Inflation continues to rise at a pace we haven’t seen in decades and even investment gurus like Warren Buffett I’m hard at work figuring out how to dodge the negative effects.
In December, theUS inflation, measured by the consumer price index, it rose further, at the annual rate of 7%, compared to + 6.8% of November, and al record since February 1982. The trend was in line with expectations.
A flare-up that has repercussions on everyone’s life. Especially for those who are saving, rising inflation means serious consequences for their money.
In such a delicate moment, for those who invest, it can be very useful to follow the instructions of those who know business. Let’s talk about Warren Buffett, the 80+ billionaire, also known as the Oracle of Ohama.
What are the best stocks to own when inflation ignites?
Investment legend Warren Buffett has a lot of advice on what to own when inflation rises.
In a 1981 letter to shareholders, Buffett highlighted two characteristics that help companies thrive amid high inflation: the ability to raise prices easily and the ability to take on more business without spending too much.
Here are the three participations of Berkshire Hathaway, the conglomerate founded by Buffett that best fit Buffett’s thinking.
L’American Express showed its pricing power recently when it raised its Platinum card’s annual fee from $ 550 to $ 695. The company finds itself benefiting directly from a particular inflationary environment such as the one we are experiencing.

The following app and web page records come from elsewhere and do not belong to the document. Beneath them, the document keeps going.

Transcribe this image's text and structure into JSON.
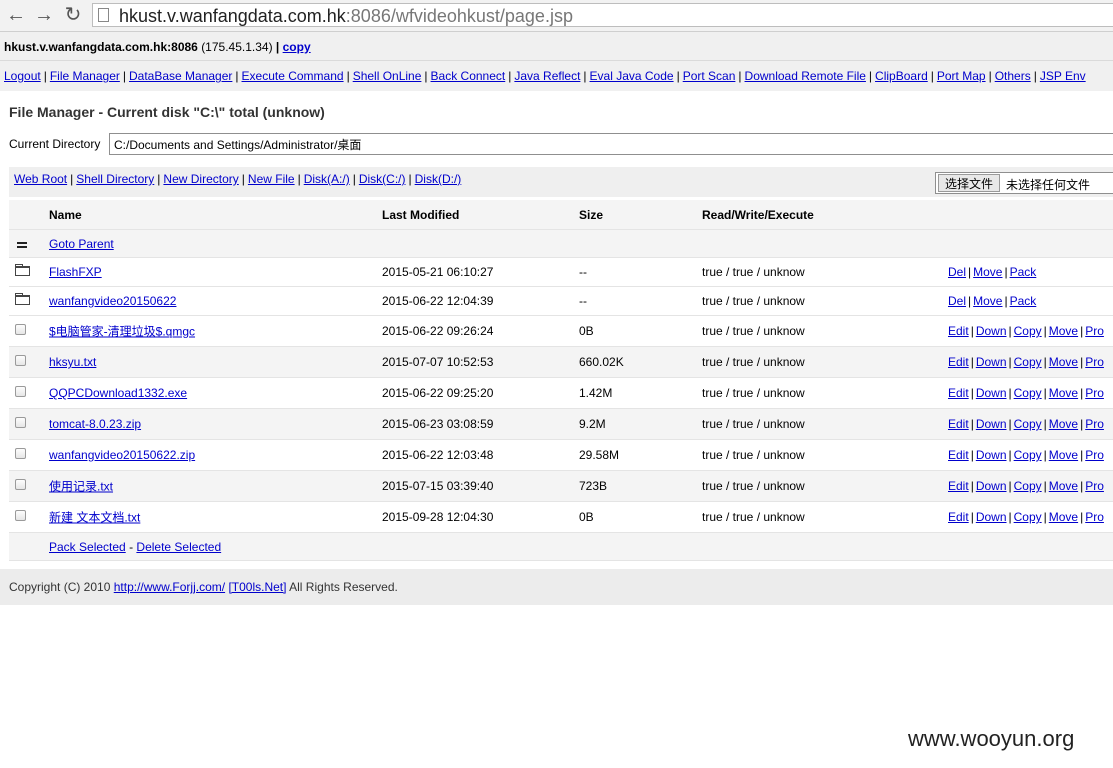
{
  "browser": {
    "url_host": "hkust.v.wanfangdata.com.hk",
    "url_rest": ":8086/wfvideohkust/page.jsp"
  },
  "hostbar": {
    "host": "hkust.v.wanfangdata.com.hk:8086",
    "ip": "(175.45.1.34)",
    "sep": "|",
    "copy_label": "copy"
  },
  "menu": [
    "Logout",
    "File Manager",
    "DataBase Manager",
    "Execute Command",
    "Shell OnLine",
    "Back Connect",
    "Java Reflect",
    "Eval Java Code",
    "Port Scan",
    "Download Remote File",
    "ClipBoard",
    "Port Map",
    "Others",
    "JSP Env"
  ],
  "title": "File Manager - Current disk \"C:\\\" total (unknow)",
  "current_dir": {
    "label": "Current Directory",
    "value": "C:/Documents and Settings/Administrator/桌面"
  },
  "tools": [
    "Web Root",
    "Shell Directory",
    "New Directory",
    "New File",
    "Disk(A:/)",
    "Disk(C:/)",
    "Disk(D:/)"
  ],
  "file_input": {
    "button": "选择文件",
    "status": "未选择任何文件"
  },
  "columns": {
    "name": "Name",
    "modified": "Last Modified",
    "size": "Size",
    "rwx": "Read/Write/Execute"
  },
  "goto_parent": "Goto Parent",
  "dirs": [
    {
      "name": "FlashFXP",
      "modified": "2015-05-21 06:10:27",
      "size": "--",
      "rwx": "true / true / unknow"
    },
    {
      "name": "wanfangvideo20150622",
      "modified": "2015-06-22 12:04:39",
      "size": "--",
      "rwx": "true / true / unknow"
    }
  ],
  "dir_actions": [
    "Del",
    "Move",
    "Pack"
  ],
  "files": [
    {
      "name": "$电脑管家-清理垃圾$.qmgc",
      "modified": "2015-06-22 09:26:24",
      "size": "0B",
      "rwx": "true / true / unknow"
    },
    {
      "name": "hksyu.txt",
      "modified": "2015-07-07 10:52:53",
      "size": "660.02K",
      "rwx": "true / true / unknow"
    },
    {
      "name": "QQPCDownload1332.exe",
      "modified": "2015-06-22 09:25:20",
      "size": "1.42M",
      "rwx": "true / true / unknow"
    },
    {
      "name": "tomcat-8.0.23.zip",
      "modified": "2015-06-23 03:08:59",
      "size": "9.2M",
      "rwx": "true / true / unknow"
    },
    {
      "name": "wanfangvideo20150622.zip",
      "modified": "2015-06-22 12:03:48",
      "size": "29.58M",
      "rwx": "true / true / unknow"
    },
    {
      "name": "使用记录.txt",
      "modified": "2015-07-15 03:39:40",
      "size": "723B",
      "rwx": "true / true / unknow"
    },
    {
      "name": "新建 文本文档.txt",
      "modified": "2015-09-28 12:04:30",
      "size": "0B",
      "rwx": "true / true / unknow"
    }
  ],
  "file_actions": [
    "Edit",
    "Down",
    "Copy",
    "Move",
    "Pro"
  ],
  "footer_actions": {
    "pack": "Pack Selected",
    "dash": "-",
    "delete": "Delete Selected"
  },
  "copyright": {
    "prefix": "Copyright (C) 2010",
    "link1": "http://www.Forjj.com/",
    "link2": "[T00ls.Net]",
    "suffix": "All Rights Reserved."
  },
  "watermark": "www.wooyun.org"
}
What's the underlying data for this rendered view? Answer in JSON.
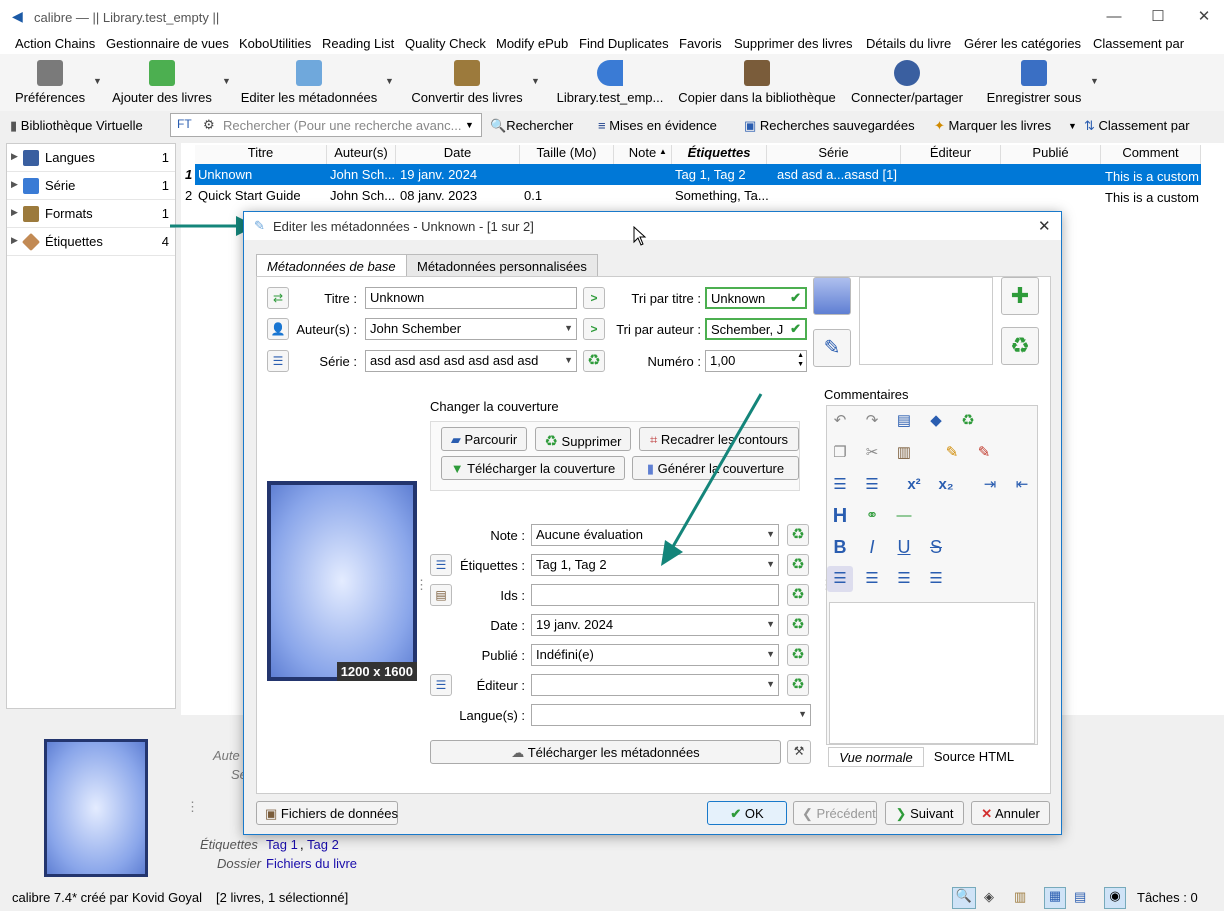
{
  "window": {
    "title": "calibre — || Library.test_empty ||"
  },
  "menu": [
    "Action Chains",
    "Gestionnaire de vues",
    "KoboUtilities",
    "Reading List",
    "Quality Check",
    "Modify ePub",
    "Find Duplicates",
    "Favoris",
    "Supprimer des livres",
    "Détails du livre",
    "Gérer les catégories",
    "Classement par"
  ],
  "toolbar": {
    "prefs": "Préférences",
    "add": "Ajouter des livres",
    "edit": "Editer les métadonnées",
    "convert": "Convertir des livres",
    "library": "Library.test_emp...",
    "copy": "Copier dans la bibliothèque",
    "connect": "Connecter/partager",
    "save": "Enregistrer sous"
  },
  "searchbar": {
    "virtual": "Bibliothèque Virtuelle",
    "placeholder": "Rechercher (Pour une recherche avanc...",
    "search": "Rechercher",
    "highlight": "Mises en évidence",
    "saved": "Recherches sauvegardées",
    "mark": "Marquer les livres",
    "sort": "Classement par"
  },
  "tagbrowser": [
    {
      "name": "Langues",
      "count": "1"
    },
    {
      "name": "Série",
      "count": "1"
    },
    {
      "name": "Formats",
      "count": "1"
    },
    {
      "name": "Étiquettes",
      "count": "4"
    }
  ],
  "columns": [
    "Titre",
    "Auteur(s)",
    "Date",
    "Taille (Mo)",
    "Note",
    "Étiquettes",
    "Série",
    "Éditeur",
    "Publié",
    "Comment"
  ],
  "books": [
    {
      "n": "1",
      "title": "Unknown",
      "author": "John Sch...",
      "date": "19 janv. 2024",
      "size": "",
      "tags": "Tag 1, Tag 2",
      "series": "asd asd a...asasd [1]",
      "comment": "This is a custom"
    },
    {
      "n": "2",
      "title": "Quick Start Guide",
      "author": "John Sch...",
      "date": "08 janv. 2023",
      "size": "0.1",
      "tags": "Something, Ta...",
      "series": "",
      "comment": "This is a custom"
    }
  ],
  "details": {
    "author_lbl": "Aute",
    "series_lbl": "Sé",
    "tags_lbl": "Étiquettes",
    "tags_val1": "Tag 1",
    "tags_sep": ",",
    "tags_val2": "Tag 2",
    "folder_lbl": "Dossier",
    "folder_val": "Fichiers du livre"
  },
  "status": {
    "left": "calibre 7.4* créé par Kovid Goyal",
    "mid": "[2 livres, 1 sélectionné]",
    "tasks": "Tâches : 0"
  },
  "dialog": {
    "title": "Editer les métadonnées - Unknown -  [1 sur 2]",
    "tabs": [
      "Métadonnées de base",
      "Métadonnées personnalisées"
    ],
    "title_lbl": "Titre :",
    "title_val": "Unknown",
    "author_lbl": "Auteur(s) :",
    "author_val": "John Schember",
    "series_lbl": "Série :",
    "series_val": "asd asd asd asd asd asd asd",
    "title_sort_lbl": "Tri par titre :",
    "title_sort_val": "Unknown",
    "author_sort_lbl": "Tri par auteur :",
    "author_sort_val": "Schember, J",
    "number_lbl": "Numéro :",
    "number_val": "1,00",
    "cover_change": "Changer la couverture",
    "browse": "Parcourir",
    "remove": "Supprimer",
    "trim": "Recadrer les contours",
    "download_cover": "Télécharger la couverture",
    "generate_cover": "Générer la couverture",
    "cover_size": "1200 x 1600",
    "rating_lbl": "Note :",
    "rating_val": "Aucune évaluation",
    "tags_lbl": "Étiquettes :",
    "tags_val": "Tag 1, Tag 2",
    "ids_lbl": "Ids :",
    "ids_val": "",
    "date_lbl": "Date :",
    "date_val": "19 janv. 2024",
    "pub_lbl": "Publié :",
    "pub_val": "Indéfini(e)",
    "publisher_lbl": "Éditeur :",
    "publisher_val": "",
    "lang_lbl": "Langue(s) :",
    "lang_val": "",
    "download_meta": "Télécharger les métadonnées",
    "comments_lbl": "Commentaires",
    "view_normal": "Vue normale",
    "view_html": "Source HTML",
    "data_files": "Fichiers de données",
    "ok": "OK",
    "prev": "Précédent",
    "next": "Suivant",
    "cancel": "Annuler"
  },
  "colors": {
    "accent": "#0078d7",
    "selected_row": "#0078d7",
    "link": "#1a0dab",
    "green": "#2e9b3a"
  }
}
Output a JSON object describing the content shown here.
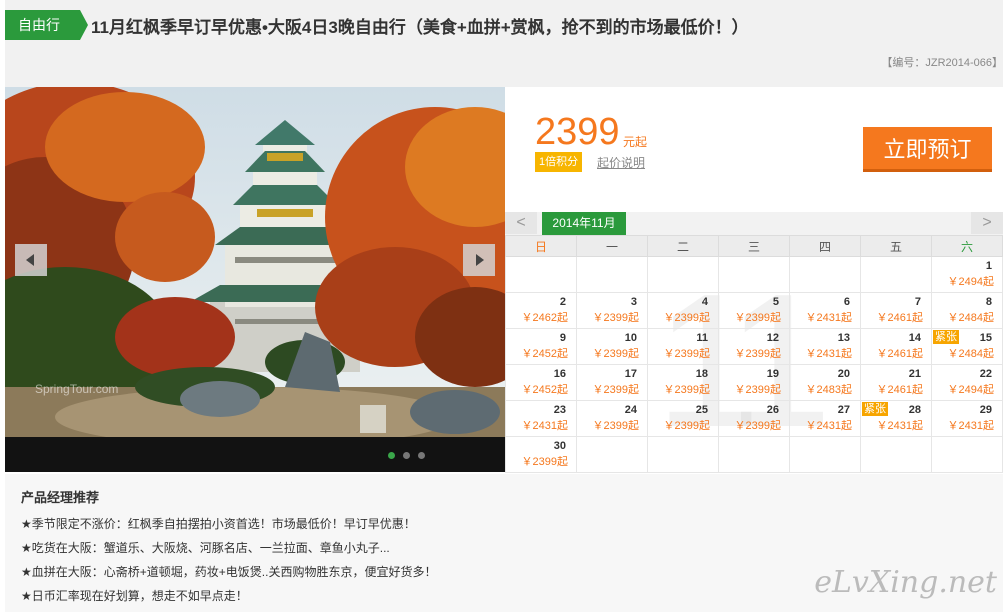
{
  "header": {
    "tag": "自由行",
    "title": "11月红枫季早订早优惠•大阪4日3晚自由行（美食+血拼+赏枫，抢不到的市场最低价！）",
    "code": "【编号：JZR2014-066】"
  },
  "photo": {
    "watermark": "SpringTour.com",
    "slides": 3,
    "active_slide": 1
  },
  "pricing": {
    "price": "2399",
    "unit": "元起",
    "points": "1倍积分",
    "note": "起价说明",
    "book_label": "立即预订"
  },
  "calendar": {
    "month_label": "2014年11月",
    "big_month": "11",
    "prev": "<",
    "next": ">",
    "weekdays": [
      "日",
      "一",
      "二",
      "三",
      "四",
      "五",
      "六"
    ],
    "weeks": [
      [
        null,
        null,
        null,
        null,
        null,
        null,
        {
          "day": "1",
          "price": "￥2494起"
        }
      ],
      [
        {
          "day": "2",
          "price": "￥2462起"
        },
        {
          "day": "3",
          "price": "￥2399起"
        },
        {
          "day": "4",
          "price": "￥2399起"
        },
        {
          "day": "5",
          "price": "￥2399起"
        },
        {
          "day": "6",
          "price": "￥2431起"
        },
        {
          "day": "7",
          "price": "￥2461起"
        },
        {
          "day": "8",
          "price": "￥2484起"
        }
      ],
      [
        {
          "day": "9",
          "price": "￥2452起"
        },
        {
          "day": "10",
          "price": "￥2399起"
        },
        {
          "day": "11",
          "price": "￥2399起"
        },
        {
          "day": "12",
          "price": "￥2399起"
        },
        {
          "day": "13",
          "price": "￥2431起"
        },
        {
          "day": "14",
          "price": "￥2461起"
        },
        {
          "day": "15",
          "price": "￥2484起",
          "tag": "紧张"
        }
      ],
      [
        {
          "day": "16",
          "price": "￥2452起"
        },
        {
          "day": "17",
          "price": "￥2399起"
        },
        {
          "day": "18",
          "price": "￥2399起"
        },
        {
          "day": "19",
          "price": "￥2399起"
        },
        {
          "day": "20",
          "price": "￥2483起"
        },
        {
          "day": "21",
          "price": "￥2461起"
        },
        {
          "day": "22",
          "price": "￥2494起"
        }
      ],
      [
        {
          "day": "23",
          "price": "￥2431起"
        },
        {
          "day": "24",
          "price": "￥2399起"
        },
        {
          "day": "25",
          "price": "￥2399起"
        },
        {
          "day": "26",
          "price": "￥2399起"
        },
        {
          "day": "27",
          "price": "￥2431起"
        },
        {
          "day": "28",
          "price": "￥2431起",
          "tag": "紧张"
        },
        {
          "day": "29",
          "price": "￥2431起"
        }
      ],
      [
        {
          "day": "30",
          "price": "￥2399起"
        },
        null,
        null,
        null,
        null,
        null,
        null
      ]
    ]
  },
  "recommend": {
    "title": "产品经理推荐",
    "items": [
      "★季节限定不涨价：红枫季自拍摆拍小资首选！市场最低价！早订早优惠！",
      "★吃货在大阪：蟹道乐、大阪烧、河豚名店、一兰拉面、章鱼小丸子...",
      "★血拼在大阪：心斋桥+道顿堀，药妆+电饭煲..关西购物胜东京，便宜好货多！",
      "★日币汇率现在好划算，想走不如早点走！"
    ]
  },
  "logo": "eLvXing.net",
  "colors": {
    "accent_green": "#2b9a3c",
    "accent_orange": "#f5781e"
  }
}
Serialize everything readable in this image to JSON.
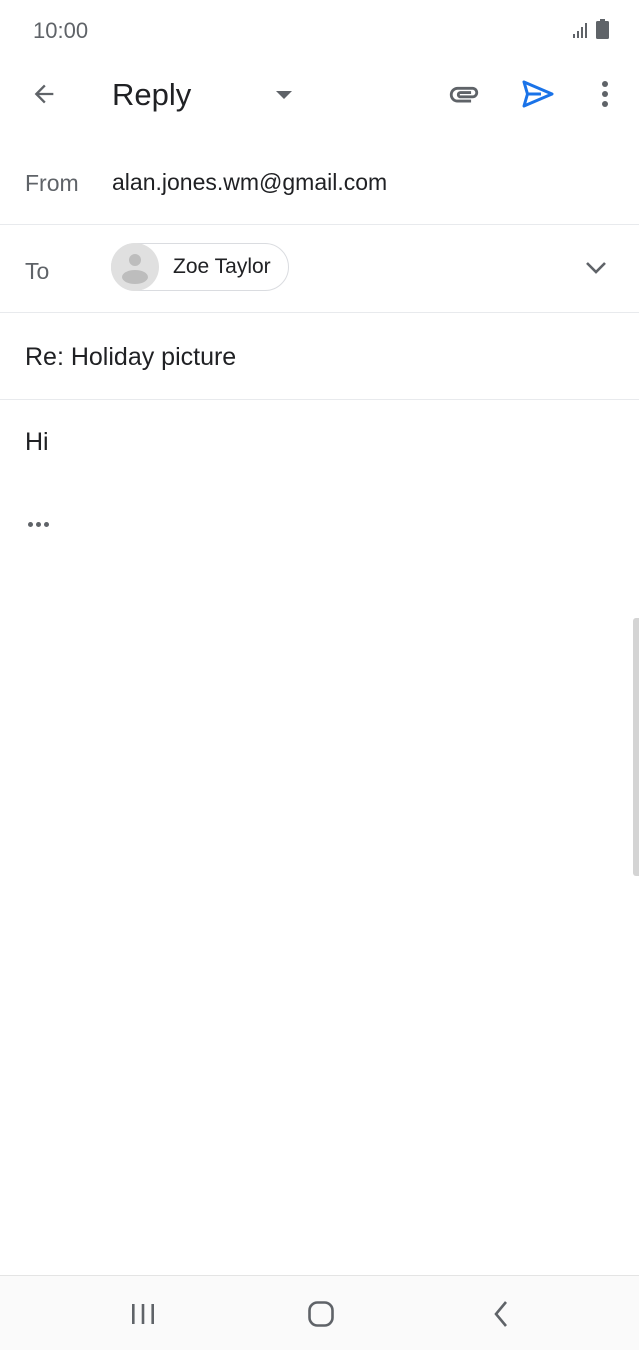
{
  "status_bar": {
    "time": "10:00",
    "signal_icon": "signal-icon",
    "battery_icon": "battery-icon"
  },
  "app_bar": {
    "back_icon": "arrow-back-icon",
    "mode_label": "Reply",
    "mode_dropdown_icon": "caret-down-icon",
    "attach_icon": "paperclip-icon",
    "send_icon": "send-icon",
    "more_icon": "more-vert-icon"
  },
  "compose": {
    "from_label": "From",
    "from_value": "alan.jones.wm@gmail.com",
    "to_label": "To",
    "recipients": [
      {
        "name": "Zoe Taylor",
        "avatar_icon": "person-icon"
      }
    ],
    "expand_icon": "chevron-down-icon",
    "subject": "Re: Holiday picture",
    "body": "Hi",
    "quoted_text_icon": "more-horiz-icon"
  },
  "nav_bar": {
    "recents_icon": "recents-icon",
    "home_icon": "home-icon",
    "back_icon": "nav-back-icon"
  },
  "colors": {
    "accent": "#1a73e8",
    "text_primary": "#202124",
    "text_secondary": "#5f6368",
    "divider": "#e8eaed"
  }
}
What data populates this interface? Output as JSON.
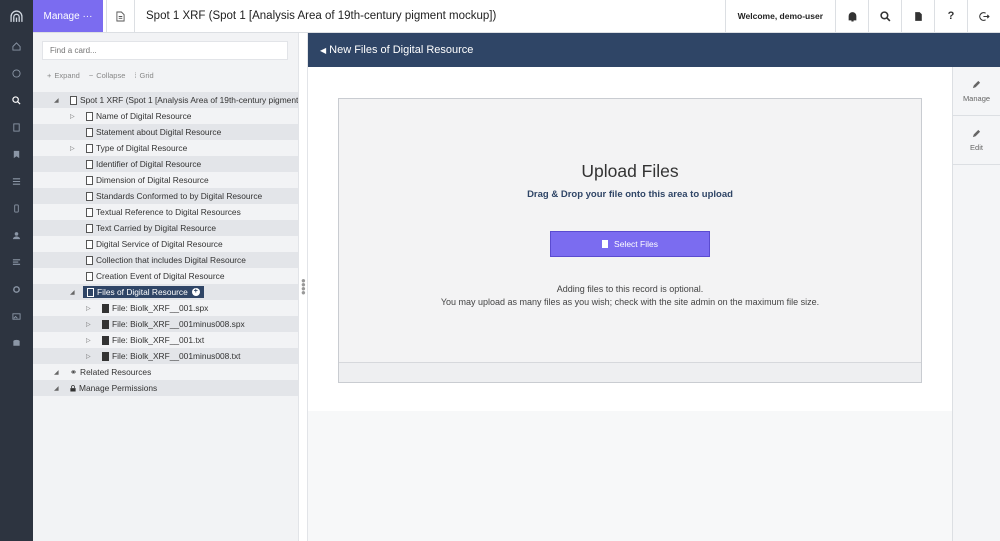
{
  "topbar": {
    "manage_label": "Manage",
    "manage_dots": "···",
    "page_title": "Spot 1 XRF (Spot 1 [Analysis Area of 19th-century pigment mockup])",
    "welcome": "Welcome, demo-user",
    "icons": [
      "bell-icon",
      "search-icon",
      "document-icon",
      "help-icon",
      "logout-icon"
    ],
    "help_glyph": "?"
  },
  "sidebar_icons": [
    "home-icon",
    "dashboard-icon",
    "search-icon",
    "notebook-icon",
    "bookmark-icon",
    "list-icon",
    "mobile-icon",
    "user-icon",
    "report-icon",
    "settings-icon",
    "image-icon",
    "database-icon"
  ],
  "tree": {
    "search_placeholder": "Find a card...",
    "expand": "Expand",
    "collapse": "Collapse",
    "grid": "Grid",
    "root": "Spot 1 XRF (Spot 1 [Analysis Area of 19th-century pigment mockup])",
    "items": [
      {
        "label": "Name of Digital Resource",
        "caret": true
      },
      {
        "label": "Statement about Digital Resource",
        "caret": false
      },
      {
        "label": "Type of Digital Resource",
        "caret": true
      },
      {
        "label": "Identifier of Digital Resource",
        "caret": false
      },
      {
        "label": "Dimension of Digital Resource",
        "caret": false
      },
      {
        "label": "Standards Conformed to by Digital Resource",
        "caret": false
      },
      {
        "label": "Textual Reference to Digital Resources",
        "caret": false
      },
      {
        "label": "Text Carried by Digital Resource",
        "caret": false
      },
      {
        "label": "Digital Service of Digital Resource",
        "caret": false
      },
      {
        "label": "Collection that includes Digital Resource",
        "caret": false
      },
      {
        "label": "Creation Event of Digital Resource",
        "caret": false
      }
    ],
    "selected": "Files of Digital Resource",
    "files": [
      "File: Biolk_XRF__001.spx",
      "File: Biolk_XRF__001minus008.spx",
      "File: Biolk_XRF__001.txt",
      "File: Biolk_XRF__001minus008.txt"
    ],
    "related": "Related Resources",
    "permissions": "Manage Permissions"
  },
  "main": {
    "header": "New Files of Digital Resource",
    "upload_title": "Upload Files",
    "upload_sub": "Drag & Drop your file onto this area to upload",
    "select_button": "Select Files",
    "note1": "Adding files to this record is optional.",
    "note2": "You may upload as many files as you wish; check with the site admin on the maximum file size."
  },
  "right_rail": {
    "manage": "Manage",
    "edit": "Edit"
  },
  "colors": {
    "accent": "#7b6cf0",
    "header_navy": "#2f4566",
    "rail": "#2d3440"
  }
}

American Express makes most of its money through discount fees – traders are charged a percentage on every Amex card transaction. When the price of goods and services rises, the company gets a portion of the larger bills. The business is booming as the company’s revenue jumped 25% year-on-year to $ 10.9 billion in the third quarter.
American Express is the third largest participation of Berkshire Hathaway, only behind Apple and Bank of America. Owning 151.6 million shares in AE, Berkshire’s stake is worth over $ 24 billion. Berkshire also owns shares of competitors American Express, Visa and Mastercard, although the positions are much smaller and American Express shares currently offer a 1% dividend yield.
Coca-Cola is a classic example of a so-called “recession resistant” business. Whether the economy is growing or struggling, a simple can of Coke is still accessible to most people.
The firm’s ingrained market position also gives it some pricing power. Also, Coca-Cola can always count on a trick it has used in the past: keep the same prices but subtly reduce the size of the bottle. Its strengths stem from its portfolio of iconic brands and the fact that its products are sold in more than 200 countries and territories.
After all, the company went public more than 100 years ago and has survived – and thrived – through many times of high inflation. Buffett has held Coca-Cola in his portfolio since the late 1980s and today, Berkshire owns 400 million shares in the company, worth approximately $ 23.1 billion. At current prices, you can get a 2.8% dividend yield on the stock of Coca-Cola.
Who spends $ 1600 on a iPhone 13 Pro Max of design certainly does not speak of theft, since consumers like to spend large sums on Apple products. Earlier this year, the management of the Cupertino giant revealed that the company’s active hardware base exceeded 1.65 billion devices, including more than 1 billion iPhones.
Competitors offer cheaper devices, but many consumers don’t want products outside the Apple ecosystem. This means that when inflation rises, Apple can pass the higher costs on to its global consumer base without worrying about a drop in sales volume.
Today, Apple is Buffett’s largest public holding, accounting for more than 40% of Berkshire’s portfolio by market value.
One of the reasons behind this concentration is the rise in the tech giant’s share price. Over the past five years, Apple stock has risen more than 500% and today, it offers a dividend yield of 1.7%.